- The Knicks have been great at shooting the corner three all year, but it’s good to see an uptick in quantity of takes and makes from there (and elsewhere!). Especially notable in a game where Mook barely played.
Barrett with 0 hesitation when he pulls the trigger on this clutch three pic.twitter.com/0M3IqyEuQy— Tom Piccolo (@Tom_Piccolo) December 29, 2019
- Morris had five fouls and I barely remember him picking them up. He was mostly a non-factor, though his two threes and four crunch time free throws were appreciated. Him not playing gave us a bit of a preview of some lineup configurations we could see later this year...
- More on Miller: I liked him going with a few youngboi lineups thanks to the aforementioned Mook foul trouble. We saw Elf/Frank with Dot, RJB, Knox, and Portis twice. The spacing was very evident, even if the defense was shaky — those lineups mostly bent but didn’t break. I also love him running Dot out there more than Fiz did, as he’s probably our only true two-way spacer not named Morris. My favorite play of the game was a nifty finish by Dot, who is 15-21 at the rim this year (70%) and was 59% at the rim last year, making him the rare NYK guard/wing who doesn’t suck at finishing:
Dot with a fantastic finish from Frank in transition pic.twitter.com/aF2s3Lwggn— Posting and Toasting (@ptknicksblog) December 29, 2019
- All this almost made up for his weird insistence on playing Elf a ton, and even Zo late with Elf (I guess he wanted spacing?).
- Altogether on offense, Miller has really taken the low-hanging fruits available to him — taking Zo and Dennis Smith Jr. out of the rotation, playing spacers like Dot and Bobby together, playing Knox at the four sometimes, implementing more pick and rolls, having real ATO plays, etc. — but beyond that, Miller isn’t that great of a coach on offense. Which is fine! He’s a strong defensive coach, and has been pretty much exactly as advertised form his time in the G-League.
- Let’s talk about Mitch’s fouls. Three of Mitch’s four fouls were horribly inexcusable. One was 90 feet from the basket, another was him helping with his arms literally horizontal, as he tried to go across someone’s body and his own body for the ball. In crunch time, when he dominated, he drew a red line: if the shot wasn’t a layup, he didn’t even put his arms up. Fortunately for him, the shitty Wizards guards missed all their crunch-time floaters (to be fair, they were probably worried he would spring up and contest). The key for him is going to be finding a middle ground where he can have his arms up to semi-contest without truly decommitting.

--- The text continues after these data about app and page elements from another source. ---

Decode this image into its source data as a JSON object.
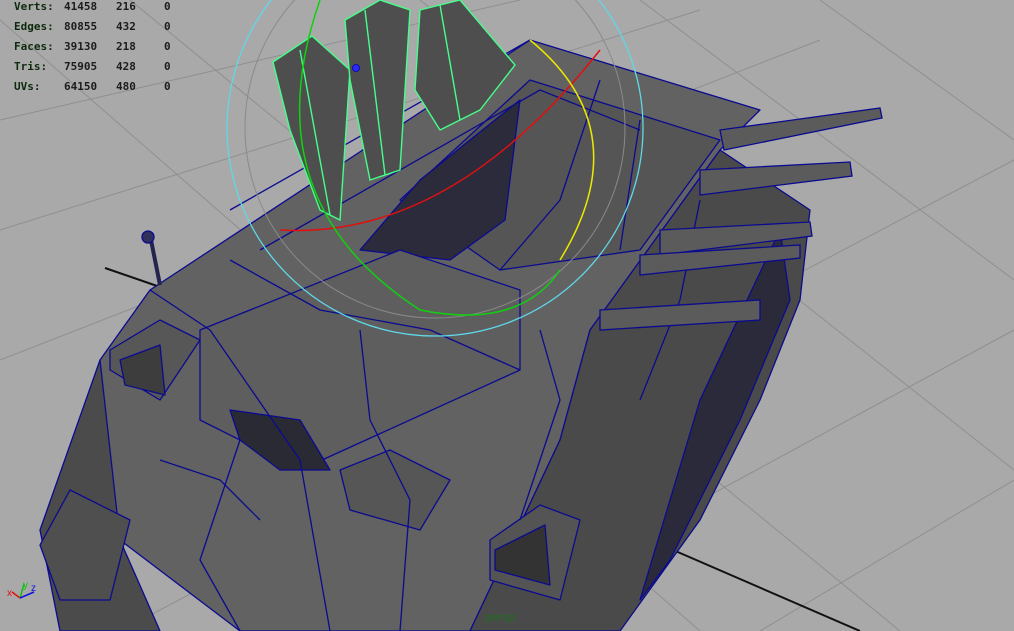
{
  "heads_up_display": {
    "rows": [
      {
        "label": "Verts:",
        "values": [
          "41458",
          "216",
          "0"
        ]
      },
      {
        "label": "Edges:",
        "values": [
          "80855",
          "432",
          "0"
        ]
      },
      {
        "label": "Faces:",
        "values": [
          "39130",
          "218",
          "0"
        ]
      },
      {
        "label": "Tris:",
        "values": [
          "75905",
          "428",
          "0"
        ]
      },
      {
        "label": "UVs:",
        "values": [
          "64150",
          "480",
          "0"
        ]
      }
    ]
  },
  "viewport": {
    "camera": "persp",
    "axis_gizmo": {
      "x": "x",
      "y": "y",
      "z": "z"
    }
  },
  "colors": {
    "background": "#a9a9a9",
    "grid": "#8e8e8e",
    "mesh_face": "#5a5a5a",
    "mesh_wire": "#0a0a9a",
    "selected_wire": "#44ff88",
    "rotate_x": "#e01010",
    "rotate_y": "#10d010",
    "rotate_z": "#e8e800",
    "rotate_view": "#60d8e8"
  }
}
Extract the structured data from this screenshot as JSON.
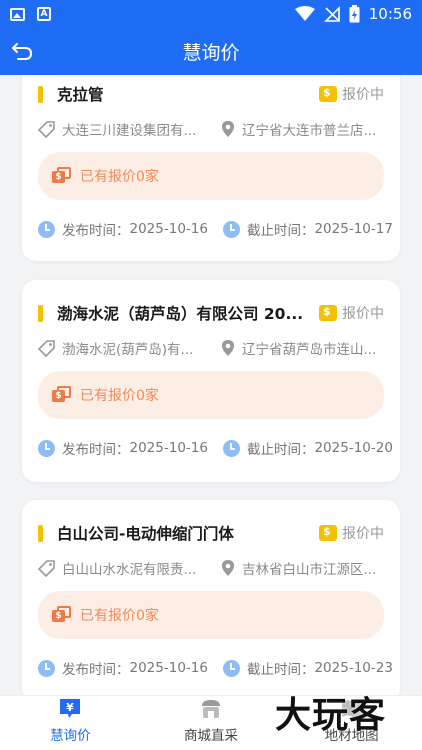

- Let’s talk about Frank’s fouls. His first three fouls were all with his body. I am going to work on a piece about his fouls, because I think that describes most of them. It is to the point where I can be convinced those ARE fouls by the book, but I feel like if they called those light chest bump fouls on everyone ALL the players would be in foul trouble. I’m not sure if I am just biased here or not (though I know the other name-brand plus-defending guards don’t get that called often), so further research is on my agenda.
- I would love Gary Payton II on the Knicks. Give.
- I just want to publicly thank the Knicks for allowing me to witness, in person, the impossible spectacle of the Knicks picking up their fifth win — more than we had under the ScApEGoAtEd PrEviOuS CoAcH — in a game where Elfrid Payton, who is SINGLEHANDEDLY responsible for ALL OF THE KNICKS’ IMPROVEMENT AS A TEAM, played like dirty buttcheeks. Some people spend whole lifetimes searching for rare natural phenomena, yet I, for a mere 22-dollar upper bowl ticket, was #blessed to see a miracle with mine own eyes.
- Whoever can name all the Knicks on my shirt first gets a high five and a Twitter unfollow:
Here to weep in person pic.twitter.com/ef9nRKSIQ9— aka plus minus papi (@_prezidente) December 29, 2019
See y’all in 2020.